All business inventories dropped for the first three quarters of 2009, before rebounding somewhat in the last. The average investment in inventory dropped to $1.85 trillion, losing $89 billion as both manufacturers and retailers showed reluctance to order new materials and goods until the end of the year when warehouses and distribution centers were low on stock.
Wilson wrote that the negative effects of the recession were felt more in the logistics industry than in most other industries because the downturn in each sector translated into a loss in shipment volumes. This caused carriers to compete for dwindling shipment volumes, with spot rates falling below costs in some modes.
Trucking was one of the hardest hit modes of transportation. Truck tonnage was down 8.7% on top of already depressed levels from 2008. Over capacity created strong competition for available loads, causing price wars that dropped spot rates below costs.
Many trucking companies chose to reduce fleet sizes and about 2,000 went out of business. This, along with the more than 140,000 drivers who left the field is expected to cause capacity shortages as demand grows. We can expect some capacity restraints by year end, with both equipment shortages and driver shortages, Wilson wrote.
Rail capacity, however, should not have any problems keeping up with rising demands. The railroad industry has abundant capacity and can readily bring it and workers back on line as demand grows, Wilson wrote.

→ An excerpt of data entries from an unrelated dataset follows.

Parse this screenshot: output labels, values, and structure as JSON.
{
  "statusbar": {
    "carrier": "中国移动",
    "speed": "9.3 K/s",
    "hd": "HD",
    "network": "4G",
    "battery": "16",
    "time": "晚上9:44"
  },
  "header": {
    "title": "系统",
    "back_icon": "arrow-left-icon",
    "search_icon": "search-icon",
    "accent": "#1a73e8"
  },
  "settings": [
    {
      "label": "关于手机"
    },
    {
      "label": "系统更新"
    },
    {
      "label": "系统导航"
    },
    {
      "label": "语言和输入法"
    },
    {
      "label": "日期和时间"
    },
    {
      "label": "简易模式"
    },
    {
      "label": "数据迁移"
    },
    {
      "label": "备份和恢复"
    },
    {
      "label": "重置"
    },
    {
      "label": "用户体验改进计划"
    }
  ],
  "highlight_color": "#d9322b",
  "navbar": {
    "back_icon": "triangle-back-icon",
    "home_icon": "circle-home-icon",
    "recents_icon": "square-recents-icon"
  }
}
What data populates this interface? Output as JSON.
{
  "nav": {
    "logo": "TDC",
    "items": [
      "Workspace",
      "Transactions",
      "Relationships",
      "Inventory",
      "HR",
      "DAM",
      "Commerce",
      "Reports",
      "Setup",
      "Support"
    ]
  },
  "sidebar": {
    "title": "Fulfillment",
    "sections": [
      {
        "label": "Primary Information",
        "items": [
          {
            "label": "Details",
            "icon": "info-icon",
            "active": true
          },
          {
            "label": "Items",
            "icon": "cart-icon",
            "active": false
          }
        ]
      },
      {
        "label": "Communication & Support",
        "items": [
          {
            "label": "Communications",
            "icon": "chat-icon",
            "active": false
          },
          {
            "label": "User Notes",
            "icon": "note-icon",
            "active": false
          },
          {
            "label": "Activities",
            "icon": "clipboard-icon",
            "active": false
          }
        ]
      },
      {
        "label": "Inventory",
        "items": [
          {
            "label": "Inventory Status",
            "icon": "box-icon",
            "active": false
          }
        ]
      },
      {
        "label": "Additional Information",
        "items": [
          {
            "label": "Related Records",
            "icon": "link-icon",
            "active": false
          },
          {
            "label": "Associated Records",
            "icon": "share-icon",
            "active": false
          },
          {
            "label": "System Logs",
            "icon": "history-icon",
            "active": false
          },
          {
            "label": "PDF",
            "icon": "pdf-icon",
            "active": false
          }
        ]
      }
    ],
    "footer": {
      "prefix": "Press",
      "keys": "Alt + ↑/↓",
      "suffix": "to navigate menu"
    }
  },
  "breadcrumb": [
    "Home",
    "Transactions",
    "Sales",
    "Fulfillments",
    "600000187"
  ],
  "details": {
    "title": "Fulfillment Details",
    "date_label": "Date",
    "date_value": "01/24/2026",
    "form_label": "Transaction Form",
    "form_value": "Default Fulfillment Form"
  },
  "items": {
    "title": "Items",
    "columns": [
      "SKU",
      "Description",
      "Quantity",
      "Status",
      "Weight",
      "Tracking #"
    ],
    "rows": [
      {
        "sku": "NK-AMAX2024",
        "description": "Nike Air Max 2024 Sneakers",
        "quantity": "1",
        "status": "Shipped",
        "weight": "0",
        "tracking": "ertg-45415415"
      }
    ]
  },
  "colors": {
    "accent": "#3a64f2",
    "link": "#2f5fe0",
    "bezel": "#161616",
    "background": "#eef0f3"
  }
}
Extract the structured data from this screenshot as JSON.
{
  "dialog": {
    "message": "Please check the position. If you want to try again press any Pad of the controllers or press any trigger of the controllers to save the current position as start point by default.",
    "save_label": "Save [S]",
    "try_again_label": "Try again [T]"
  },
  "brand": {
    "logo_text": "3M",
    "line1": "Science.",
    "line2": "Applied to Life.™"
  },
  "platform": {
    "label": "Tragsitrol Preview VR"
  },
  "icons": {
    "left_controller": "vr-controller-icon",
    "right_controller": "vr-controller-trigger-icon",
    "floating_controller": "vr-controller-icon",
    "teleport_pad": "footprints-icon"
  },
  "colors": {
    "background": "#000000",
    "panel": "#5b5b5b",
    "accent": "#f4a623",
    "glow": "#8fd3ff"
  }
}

Costs for the water sector fell over 20% as well. Port traffic contracted with nine of the top 10 ports registering a decline in twenty-foot equivalent units (TEUs) moved (Oakland was the exception). Large losses were reported by ocean carriers. The ocean sector has been damaged during the recession and will take many years to recover, Wilson wrote. However, rates which had been pushed below costs for much of the year did begin rising by the end and has continued to strengthen, with December 2009 marking the first year-over-year increase since 2007.
Capacity restraints should be expected by the end of 2010. While rail and ocean capacity are still abundant, backlogs are already being seen in air cargo and the trucking industry does not have enough parked capacity to quickly respond to growing demands.
While third party logistics (3PL) did well during the beginning of the recession by using the abundant capacity to broker lower costs for their clients, by the second quarter of 2009, they started to be impacted by reduced volumes and rates that could go no lower. The international segment was the hardest hit with a drop of 25%. Value added warehousing and distribution, by contrast, fared much better, with a drop of only 0.7%. Wilson also noted that many shippers are now returning to their core carriers, which may have been neglected during the recession, and that tight capacity may soon push shippers back to using 3PLs.
Things are improving, but it will be a slow process. With volumes picking up, capacity tightening, and higher rates on the way much of the drop in transportation costs should reverse itself although it will probably be 2011 before we see pre-recession levels, Wilson wrote.
A complete copy of CSCMPs report is available online at www.cscmp.org.